The histogram measures the quality of the exposure of an image. It is the most important metric available to the digital photographer.

Recall that a digital image consists of a collection of numbers, each with three components for red, green and blue, respectively. Each of the RGB components has a value in the range (usually) of 0 to 255.

The histogram is generated by counting the number of occurrences of 0, 1, 2, etc. up to 255, in the image. These 256 counts are then plotted as the Y axis versus 0 to 255 on the X axis.

The example at right is the Levels dialog box in Photoshop for the image below it.

The tonal range of the image is immediately apparent, with shadows on the left, midtones in the middle, and highlights on the right.

The histogram of an image with an ideal exposure has wide dispersion of tones declining to zero at the extremes.

Blowout of highlights is indicated by a vertical line at the right edge.

DSLRs have the ability to display histograms of stored images, a very useful way to check exposure in the field. Under- or over-exposure is readily apparent.

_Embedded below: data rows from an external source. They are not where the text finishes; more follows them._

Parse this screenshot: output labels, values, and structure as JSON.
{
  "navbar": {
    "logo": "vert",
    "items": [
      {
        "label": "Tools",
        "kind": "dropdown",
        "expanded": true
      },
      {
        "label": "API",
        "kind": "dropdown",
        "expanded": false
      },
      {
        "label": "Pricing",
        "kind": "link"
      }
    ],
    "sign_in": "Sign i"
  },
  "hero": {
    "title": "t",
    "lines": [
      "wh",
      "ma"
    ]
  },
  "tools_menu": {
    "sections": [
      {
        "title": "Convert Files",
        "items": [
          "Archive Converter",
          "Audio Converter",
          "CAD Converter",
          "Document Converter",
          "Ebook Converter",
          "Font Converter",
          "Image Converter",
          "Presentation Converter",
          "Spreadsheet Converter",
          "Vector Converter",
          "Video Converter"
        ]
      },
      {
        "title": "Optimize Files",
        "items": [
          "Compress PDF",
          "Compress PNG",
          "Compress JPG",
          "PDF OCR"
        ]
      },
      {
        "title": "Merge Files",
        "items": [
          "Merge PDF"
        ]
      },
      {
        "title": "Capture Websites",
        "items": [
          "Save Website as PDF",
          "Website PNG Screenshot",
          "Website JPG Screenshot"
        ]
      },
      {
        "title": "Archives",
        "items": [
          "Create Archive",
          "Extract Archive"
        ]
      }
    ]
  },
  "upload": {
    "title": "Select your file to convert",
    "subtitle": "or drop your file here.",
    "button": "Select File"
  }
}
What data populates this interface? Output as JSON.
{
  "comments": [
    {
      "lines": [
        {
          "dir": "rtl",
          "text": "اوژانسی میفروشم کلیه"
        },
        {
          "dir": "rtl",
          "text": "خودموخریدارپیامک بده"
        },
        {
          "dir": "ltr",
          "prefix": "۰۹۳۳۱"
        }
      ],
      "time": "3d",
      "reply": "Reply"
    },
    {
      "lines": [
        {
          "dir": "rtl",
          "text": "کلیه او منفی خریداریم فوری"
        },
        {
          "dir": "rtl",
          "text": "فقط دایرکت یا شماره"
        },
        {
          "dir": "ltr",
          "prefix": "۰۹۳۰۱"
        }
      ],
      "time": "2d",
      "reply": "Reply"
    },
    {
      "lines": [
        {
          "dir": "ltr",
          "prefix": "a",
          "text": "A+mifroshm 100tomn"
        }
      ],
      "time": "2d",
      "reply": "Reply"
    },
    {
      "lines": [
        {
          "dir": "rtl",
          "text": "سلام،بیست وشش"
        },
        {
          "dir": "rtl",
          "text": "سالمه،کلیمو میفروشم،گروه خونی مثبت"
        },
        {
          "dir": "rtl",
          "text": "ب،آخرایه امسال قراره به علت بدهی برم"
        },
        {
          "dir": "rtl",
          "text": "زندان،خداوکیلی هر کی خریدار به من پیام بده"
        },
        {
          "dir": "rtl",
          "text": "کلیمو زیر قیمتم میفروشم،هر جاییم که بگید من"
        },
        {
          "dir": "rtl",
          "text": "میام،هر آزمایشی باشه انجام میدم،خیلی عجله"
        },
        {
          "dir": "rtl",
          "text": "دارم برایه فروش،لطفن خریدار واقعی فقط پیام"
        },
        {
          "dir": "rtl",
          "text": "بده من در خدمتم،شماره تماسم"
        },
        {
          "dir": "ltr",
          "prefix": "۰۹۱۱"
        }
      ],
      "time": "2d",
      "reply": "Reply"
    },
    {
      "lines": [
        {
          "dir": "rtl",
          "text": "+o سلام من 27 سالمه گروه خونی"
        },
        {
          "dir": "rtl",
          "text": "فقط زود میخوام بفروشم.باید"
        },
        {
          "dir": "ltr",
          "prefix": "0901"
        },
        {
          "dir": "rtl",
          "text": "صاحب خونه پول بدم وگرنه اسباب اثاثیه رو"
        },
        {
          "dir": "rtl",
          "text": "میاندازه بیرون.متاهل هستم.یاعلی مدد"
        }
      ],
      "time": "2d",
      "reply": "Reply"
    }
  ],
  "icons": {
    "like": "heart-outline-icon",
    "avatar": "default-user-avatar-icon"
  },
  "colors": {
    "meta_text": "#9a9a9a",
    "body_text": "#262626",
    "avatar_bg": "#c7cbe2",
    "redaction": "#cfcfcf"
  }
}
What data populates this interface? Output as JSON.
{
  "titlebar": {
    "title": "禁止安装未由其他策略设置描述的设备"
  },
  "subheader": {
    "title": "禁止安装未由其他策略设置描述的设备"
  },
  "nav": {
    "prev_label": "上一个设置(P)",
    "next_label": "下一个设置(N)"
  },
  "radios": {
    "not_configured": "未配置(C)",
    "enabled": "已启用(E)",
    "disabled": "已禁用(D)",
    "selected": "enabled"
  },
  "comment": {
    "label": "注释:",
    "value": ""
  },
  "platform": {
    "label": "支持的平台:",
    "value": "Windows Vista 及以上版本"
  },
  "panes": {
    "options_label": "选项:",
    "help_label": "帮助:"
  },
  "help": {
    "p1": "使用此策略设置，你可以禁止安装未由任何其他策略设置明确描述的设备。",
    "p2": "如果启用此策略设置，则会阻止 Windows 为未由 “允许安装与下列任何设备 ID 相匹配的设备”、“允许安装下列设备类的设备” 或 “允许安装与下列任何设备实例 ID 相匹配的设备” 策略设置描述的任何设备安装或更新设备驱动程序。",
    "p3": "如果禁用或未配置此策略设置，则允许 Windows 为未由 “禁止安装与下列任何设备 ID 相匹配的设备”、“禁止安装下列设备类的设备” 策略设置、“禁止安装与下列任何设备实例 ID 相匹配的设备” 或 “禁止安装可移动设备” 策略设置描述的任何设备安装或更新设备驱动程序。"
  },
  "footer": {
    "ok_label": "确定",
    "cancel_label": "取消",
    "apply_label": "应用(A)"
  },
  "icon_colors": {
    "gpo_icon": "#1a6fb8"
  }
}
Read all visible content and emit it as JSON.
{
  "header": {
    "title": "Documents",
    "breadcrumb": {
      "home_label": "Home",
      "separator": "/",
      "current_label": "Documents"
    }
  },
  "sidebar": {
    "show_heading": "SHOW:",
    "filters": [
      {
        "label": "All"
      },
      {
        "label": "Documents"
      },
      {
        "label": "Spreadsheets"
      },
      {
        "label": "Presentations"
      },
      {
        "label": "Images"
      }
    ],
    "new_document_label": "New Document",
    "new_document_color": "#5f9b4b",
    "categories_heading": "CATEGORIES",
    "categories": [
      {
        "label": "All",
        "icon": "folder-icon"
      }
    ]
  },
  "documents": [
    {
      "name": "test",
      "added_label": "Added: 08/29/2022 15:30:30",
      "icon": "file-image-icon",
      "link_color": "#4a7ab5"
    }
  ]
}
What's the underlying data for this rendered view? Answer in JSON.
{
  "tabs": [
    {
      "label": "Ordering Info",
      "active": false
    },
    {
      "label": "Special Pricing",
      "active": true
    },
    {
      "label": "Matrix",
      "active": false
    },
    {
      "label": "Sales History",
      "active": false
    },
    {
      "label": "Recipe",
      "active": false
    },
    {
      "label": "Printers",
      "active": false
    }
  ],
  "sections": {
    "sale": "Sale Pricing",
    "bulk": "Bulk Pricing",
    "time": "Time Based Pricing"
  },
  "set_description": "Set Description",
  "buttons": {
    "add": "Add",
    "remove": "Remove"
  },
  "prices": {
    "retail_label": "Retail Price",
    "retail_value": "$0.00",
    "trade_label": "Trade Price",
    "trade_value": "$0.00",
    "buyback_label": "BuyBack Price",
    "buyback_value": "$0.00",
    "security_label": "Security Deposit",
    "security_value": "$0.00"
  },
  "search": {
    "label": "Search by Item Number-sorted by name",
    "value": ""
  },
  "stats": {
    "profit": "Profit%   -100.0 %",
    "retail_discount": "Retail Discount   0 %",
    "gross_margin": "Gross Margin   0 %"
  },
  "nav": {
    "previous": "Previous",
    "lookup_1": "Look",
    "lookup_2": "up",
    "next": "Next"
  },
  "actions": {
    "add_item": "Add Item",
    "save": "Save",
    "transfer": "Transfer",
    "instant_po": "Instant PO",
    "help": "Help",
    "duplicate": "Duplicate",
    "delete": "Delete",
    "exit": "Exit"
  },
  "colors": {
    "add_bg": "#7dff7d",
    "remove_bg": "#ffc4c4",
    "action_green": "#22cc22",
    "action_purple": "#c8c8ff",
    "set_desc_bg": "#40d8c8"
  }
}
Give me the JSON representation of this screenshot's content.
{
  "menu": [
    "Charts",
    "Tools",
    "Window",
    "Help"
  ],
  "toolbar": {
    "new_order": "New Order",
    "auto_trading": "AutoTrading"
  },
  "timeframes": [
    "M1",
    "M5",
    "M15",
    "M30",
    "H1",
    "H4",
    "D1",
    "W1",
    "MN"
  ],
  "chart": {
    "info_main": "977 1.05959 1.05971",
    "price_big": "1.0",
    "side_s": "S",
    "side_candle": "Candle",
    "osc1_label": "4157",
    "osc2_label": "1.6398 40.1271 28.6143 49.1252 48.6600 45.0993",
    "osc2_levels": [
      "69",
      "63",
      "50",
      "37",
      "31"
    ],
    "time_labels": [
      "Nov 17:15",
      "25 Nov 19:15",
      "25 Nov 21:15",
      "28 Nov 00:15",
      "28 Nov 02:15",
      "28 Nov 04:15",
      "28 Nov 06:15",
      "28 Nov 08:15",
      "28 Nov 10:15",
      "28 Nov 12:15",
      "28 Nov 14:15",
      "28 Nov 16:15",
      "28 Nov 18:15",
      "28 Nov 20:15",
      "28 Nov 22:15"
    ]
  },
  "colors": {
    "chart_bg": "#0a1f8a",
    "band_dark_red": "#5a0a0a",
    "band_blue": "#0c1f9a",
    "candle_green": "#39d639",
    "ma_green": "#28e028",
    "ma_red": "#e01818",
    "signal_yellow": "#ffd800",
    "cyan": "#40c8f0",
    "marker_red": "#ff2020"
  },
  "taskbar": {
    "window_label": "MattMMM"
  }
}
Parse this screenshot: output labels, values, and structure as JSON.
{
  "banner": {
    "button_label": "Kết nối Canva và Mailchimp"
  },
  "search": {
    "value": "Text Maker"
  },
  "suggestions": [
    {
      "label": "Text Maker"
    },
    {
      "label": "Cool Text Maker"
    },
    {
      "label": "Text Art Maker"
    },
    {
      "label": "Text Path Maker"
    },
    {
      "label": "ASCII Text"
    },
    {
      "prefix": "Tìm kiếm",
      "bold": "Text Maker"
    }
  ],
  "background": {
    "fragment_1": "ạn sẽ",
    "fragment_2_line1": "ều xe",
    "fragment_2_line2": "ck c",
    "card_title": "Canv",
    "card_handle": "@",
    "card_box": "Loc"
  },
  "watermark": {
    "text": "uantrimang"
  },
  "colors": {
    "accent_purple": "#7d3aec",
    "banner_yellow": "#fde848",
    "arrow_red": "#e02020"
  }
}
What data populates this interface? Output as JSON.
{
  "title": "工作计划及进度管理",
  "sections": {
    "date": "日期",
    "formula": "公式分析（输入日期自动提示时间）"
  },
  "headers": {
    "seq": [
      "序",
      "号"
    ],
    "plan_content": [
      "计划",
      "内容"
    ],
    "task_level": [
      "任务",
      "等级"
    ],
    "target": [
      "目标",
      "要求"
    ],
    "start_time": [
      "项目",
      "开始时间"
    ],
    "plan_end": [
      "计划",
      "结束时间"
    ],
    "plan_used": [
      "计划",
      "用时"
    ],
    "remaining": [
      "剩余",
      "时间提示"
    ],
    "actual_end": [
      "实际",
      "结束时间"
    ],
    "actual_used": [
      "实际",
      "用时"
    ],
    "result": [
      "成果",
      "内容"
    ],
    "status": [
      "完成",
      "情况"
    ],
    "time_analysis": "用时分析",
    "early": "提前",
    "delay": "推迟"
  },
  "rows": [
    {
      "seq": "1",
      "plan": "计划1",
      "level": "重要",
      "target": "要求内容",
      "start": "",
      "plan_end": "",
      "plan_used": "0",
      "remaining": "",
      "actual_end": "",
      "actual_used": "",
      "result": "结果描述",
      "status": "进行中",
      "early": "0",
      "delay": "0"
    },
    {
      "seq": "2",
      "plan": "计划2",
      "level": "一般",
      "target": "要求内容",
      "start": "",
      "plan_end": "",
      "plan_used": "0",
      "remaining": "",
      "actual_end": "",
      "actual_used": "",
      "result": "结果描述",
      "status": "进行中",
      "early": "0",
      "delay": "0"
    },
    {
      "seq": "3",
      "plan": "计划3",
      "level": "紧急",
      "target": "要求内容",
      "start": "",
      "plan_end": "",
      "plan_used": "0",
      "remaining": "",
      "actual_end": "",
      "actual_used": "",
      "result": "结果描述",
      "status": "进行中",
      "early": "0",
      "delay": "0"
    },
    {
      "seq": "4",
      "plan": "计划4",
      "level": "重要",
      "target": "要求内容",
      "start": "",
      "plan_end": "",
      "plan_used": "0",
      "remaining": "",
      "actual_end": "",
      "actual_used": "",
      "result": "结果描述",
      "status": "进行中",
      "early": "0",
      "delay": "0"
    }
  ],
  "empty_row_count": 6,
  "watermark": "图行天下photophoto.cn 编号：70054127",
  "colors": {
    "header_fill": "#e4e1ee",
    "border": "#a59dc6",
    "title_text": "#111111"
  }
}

 Pluses and Minuses of Digital SLRs            © Robert Harrington 2004